• [ASSIGNMENT] Retype the entries below without any change.

DATA FOR THE TASK Block Start

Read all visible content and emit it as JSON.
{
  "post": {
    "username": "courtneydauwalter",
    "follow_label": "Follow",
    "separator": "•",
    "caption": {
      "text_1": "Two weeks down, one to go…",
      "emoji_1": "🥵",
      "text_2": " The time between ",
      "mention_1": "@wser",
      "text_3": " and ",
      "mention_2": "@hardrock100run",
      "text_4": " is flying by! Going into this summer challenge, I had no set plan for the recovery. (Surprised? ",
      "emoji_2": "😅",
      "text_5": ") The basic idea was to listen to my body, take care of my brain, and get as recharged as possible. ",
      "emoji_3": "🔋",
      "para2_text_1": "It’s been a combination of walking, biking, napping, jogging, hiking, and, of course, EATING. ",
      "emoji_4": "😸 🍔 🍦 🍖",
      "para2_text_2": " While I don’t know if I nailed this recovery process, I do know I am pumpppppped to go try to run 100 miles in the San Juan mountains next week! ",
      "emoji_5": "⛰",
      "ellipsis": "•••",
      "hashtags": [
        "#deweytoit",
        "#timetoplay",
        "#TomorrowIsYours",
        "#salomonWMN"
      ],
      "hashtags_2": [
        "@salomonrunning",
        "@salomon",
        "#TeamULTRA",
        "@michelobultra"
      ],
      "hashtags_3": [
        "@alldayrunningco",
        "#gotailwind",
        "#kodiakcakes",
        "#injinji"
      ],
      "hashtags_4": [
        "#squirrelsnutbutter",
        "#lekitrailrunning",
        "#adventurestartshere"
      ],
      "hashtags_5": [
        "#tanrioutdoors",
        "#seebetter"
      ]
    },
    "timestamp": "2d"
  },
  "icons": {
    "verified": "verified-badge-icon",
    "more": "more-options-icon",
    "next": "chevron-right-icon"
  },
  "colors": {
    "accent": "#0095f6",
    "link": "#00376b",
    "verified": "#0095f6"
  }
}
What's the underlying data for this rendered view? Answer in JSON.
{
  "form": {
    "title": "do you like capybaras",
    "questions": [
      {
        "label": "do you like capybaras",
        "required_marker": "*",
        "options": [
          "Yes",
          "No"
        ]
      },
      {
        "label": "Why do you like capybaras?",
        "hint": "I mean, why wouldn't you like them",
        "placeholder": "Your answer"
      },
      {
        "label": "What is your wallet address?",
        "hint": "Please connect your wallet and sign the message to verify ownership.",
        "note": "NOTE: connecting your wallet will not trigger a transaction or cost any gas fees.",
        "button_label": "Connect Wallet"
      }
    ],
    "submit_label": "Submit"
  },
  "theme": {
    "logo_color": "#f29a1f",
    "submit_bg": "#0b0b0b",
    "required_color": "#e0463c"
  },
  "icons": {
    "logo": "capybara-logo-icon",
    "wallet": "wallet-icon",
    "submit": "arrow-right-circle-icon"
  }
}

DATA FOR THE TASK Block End

• [SOLVED PROBLEM]
Read all visible content and emit it as JSON.
{
  "post": {
    "username": "courtneydauwalter",
    "follow_label": "Follow",
    "separator": "•",
    "caption": {
      "text_1": "Two weeks down, one to go…",
      "emoji_1": "🥵",
      "text_2": " The time between ",
      "mention_1": "@wser",
      "text_3": " and ",
      "mention_2": "@hardrock100run",
      "text_4": " is flying by! Going into this summer challenge, I had no set plan for the recovery. (Surprised? ",
      "emoji_2": "😅",
      "text_5": ") The basic idea was to listen to my body, take care of my brain, and get as recharged as possible. ",
      "emoji_3": "🔋",
      "para2_text_1": "It’s been a combination of walking, biking, napping, jogging, hiking, and, of course, EATING. ",
      "emoji_4": "😸 🍔 🍦 🍖",
      "para2_text_2": " While I don’t know if I nailed this recovery process, I do know I am pumpppppped to go try to run 100 miles in the San Juan mountains next week! ",
      "emoji_5": "⛰",
      "ellipsis": "•••",
      "hashtags": [
        "#deweytoit",
        "#timetoplay",
        "#TomorrowIsYours",
        "#salomonWMN"
      ],
      "hashtags_2": [
        "@salomonrunning",
        "@salomon",
        "#TeamULTRA",
        "@michelobultra"
      ],
      "hashtags_3": [
        "@alldayrunningco",
        "#gotailwind",
        "#kodiakcakes",
        "#injinji"
      ],
      "hashtags_4": [
        "#squirrelsnutbutter",
        "#lekitrailrunning",
        "#adventurestartshere"
      ],
      "hashtags_5": [
        "#tanrioutdoors",
        "#seebetter"
      ]
    },
    "timestamp": "2d"
  },
  "icons": {
    "verified": "verified-badge-icon",
    "more": "more-options-icon",
    "next": "chevron-right-icon"
  },
  "colors": {
    "accent": "#0095f6",
    "link": "#00376b",
    "verified": "#0095f6"
  }
}
What's the underlying data for this rendered view? Answer in JSON.
{
  "form": {
    "title": "do you like capybaras",
    "questions": [
      {
        "label": "do you like capybaras",
        "required_marker": "*",
        "options": [
          "Yes",
          "No"
        ]
      },
      {
        "label": "Why do you like capybaras?",
        "hint": "I mean, why wouldn't you like them",
        "placeholder": "Your answer"
      },
      {
        "label": "What is your wallet address?",
        "hint": "Please connect your wallet and sign the message to verify ownership.",
        "note": "NOTE: connecting your wallet will not trigger a transaction or cost any gas fees.",
        "button_label": "Connect Wallet"
      }
    ],
    "submit_label": "Submit"
  },
  "theme": {
    "logo_color": "#f29a1f",
    "submit_bg": "#0b0b0b",
    "required_color": "#e0463c"
  },
  "icons": {
    "logo": "capybara-logo-icon",
    "wallet": "wallet-icon",
    "submit": "arrow-right-circle-icon"
  }
}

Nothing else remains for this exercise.